Today, 2 out of 3 people will survive cancer at least 5 years. WhatNexters who have stayed positive, found hope, and survived cancer have celebrated their journey. You can find more personal insights on diagnosis, coping with change, and cancer journeys by watching videos of WhatNexters that have been through this before you. What did you do when you were diagnosed with cancer? What helped you the most before, during, or after treatments?

Related Guides - See all Guides

What to expect 2 Talking to family 3 Talking to children 2

What to Expect

Telling Family and Friends

Telling Your Children

  • 15 Comments
    • cheryncp's Avatar
      cheryncp

      There is really no wrong or right way to re-act when you get a cancer diagnosis. However you deal with your diagnosis is perfectly fine. After the initial shock you may go through a range of emotions and that is normal too, but there will come a time when the emotions settle down and you start thinking straight again and that is a great time to get your affairs in order, talk to your family, let them know how much they mean to you, make a treatment plan with your doctor's and do not be afraid to ask questions and then start really living. You will have bad days but you will have good days too. Use those good days to enjoy the things you have always enjoyed or do some things that you have always wanted to but just never got around too. Remember Cancer is no longer an automatic death sentence. There are new and more effective treatments available, some with few to no side effects and more becoming available everyday. Stay strong, stay positive and Do Not let cancer dictate the way you live your life.
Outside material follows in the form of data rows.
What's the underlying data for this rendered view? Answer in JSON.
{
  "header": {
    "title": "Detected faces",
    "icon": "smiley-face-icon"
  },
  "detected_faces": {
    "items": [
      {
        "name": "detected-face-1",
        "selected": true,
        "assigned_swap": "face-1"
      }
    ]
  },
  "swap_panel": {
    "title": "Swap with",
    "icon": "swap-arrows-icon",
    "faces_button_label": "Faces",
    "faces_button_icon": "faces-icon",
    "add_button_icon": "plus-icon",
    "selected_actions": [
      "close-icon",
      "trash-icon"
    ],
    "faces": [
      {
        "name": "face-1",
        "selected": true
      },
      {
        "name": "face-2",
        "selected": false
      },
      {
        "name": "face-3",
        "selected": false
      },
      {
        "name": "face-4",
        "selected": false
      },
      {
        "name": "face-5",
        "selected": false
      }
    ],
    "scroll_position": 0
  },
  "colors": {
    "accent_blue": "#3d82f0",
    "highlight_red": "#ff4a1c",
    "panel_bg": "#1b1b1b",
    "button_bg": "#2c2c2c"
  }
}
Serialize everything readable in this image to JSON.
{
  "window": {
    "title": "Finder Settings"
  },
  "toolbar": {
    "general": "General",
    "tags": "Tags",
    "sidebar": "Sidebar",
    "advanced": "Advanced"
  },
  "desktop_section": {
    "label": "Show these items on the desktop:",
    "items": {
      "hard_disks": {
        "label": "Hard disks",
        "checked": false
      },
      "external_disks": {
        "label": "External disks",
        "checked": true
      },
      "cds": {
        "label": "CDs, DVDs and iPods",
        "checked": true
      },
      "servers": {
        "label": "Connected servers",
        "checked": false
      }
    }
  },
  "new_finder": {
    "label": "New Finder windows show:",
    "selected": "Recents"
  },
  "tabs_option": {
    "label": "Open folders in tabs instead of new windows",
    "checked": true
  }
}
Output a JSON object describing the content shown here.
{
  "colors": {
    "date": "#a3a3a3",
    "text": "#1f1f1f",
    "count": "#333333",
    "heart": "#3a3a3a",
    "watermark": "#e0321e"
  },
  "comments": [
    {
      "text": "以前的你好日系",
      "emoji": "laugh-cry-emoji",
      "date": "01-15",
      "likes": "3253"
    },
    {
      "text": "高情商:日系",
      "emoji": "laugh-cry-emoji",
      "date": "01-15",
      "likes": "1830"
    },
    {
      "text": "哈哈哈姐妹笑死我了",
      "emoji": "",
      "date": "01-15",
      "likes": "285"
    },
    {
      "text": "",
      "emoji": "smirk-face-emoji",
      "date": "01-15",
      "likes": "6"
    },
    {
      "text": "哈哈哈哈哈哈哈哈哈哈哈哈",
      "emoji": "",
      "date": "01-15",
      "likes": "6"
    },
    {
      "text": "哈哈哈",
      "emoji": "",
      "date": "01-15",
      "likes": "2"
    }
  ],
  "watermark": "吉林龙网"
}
      about 2 years ago
    • LeslieD's Avatar
      LeslieD

      After reading the very informative article and the many comments , my question is this!: Should I be thinking that having stage 4 cancer means that I should get my life in order because I'm going to die??

      over 1 year ago
    • cheryncp's Avatar
      cheryncp

      Leslie, I don't think it means that at all. Stage 4 only means that the cancer has spread from the original site of the tumor. I think it is a good idea for every adult to get their affairs in order whether they have cancer or not because no one knows when they are going to leave this earth and you don't want to leave a lot of unfinished business for your family to have to deal with. Having said that I would say to spend your energy concentrating on getting well and staying well and living life to the best of your ability.

      over 1 year ago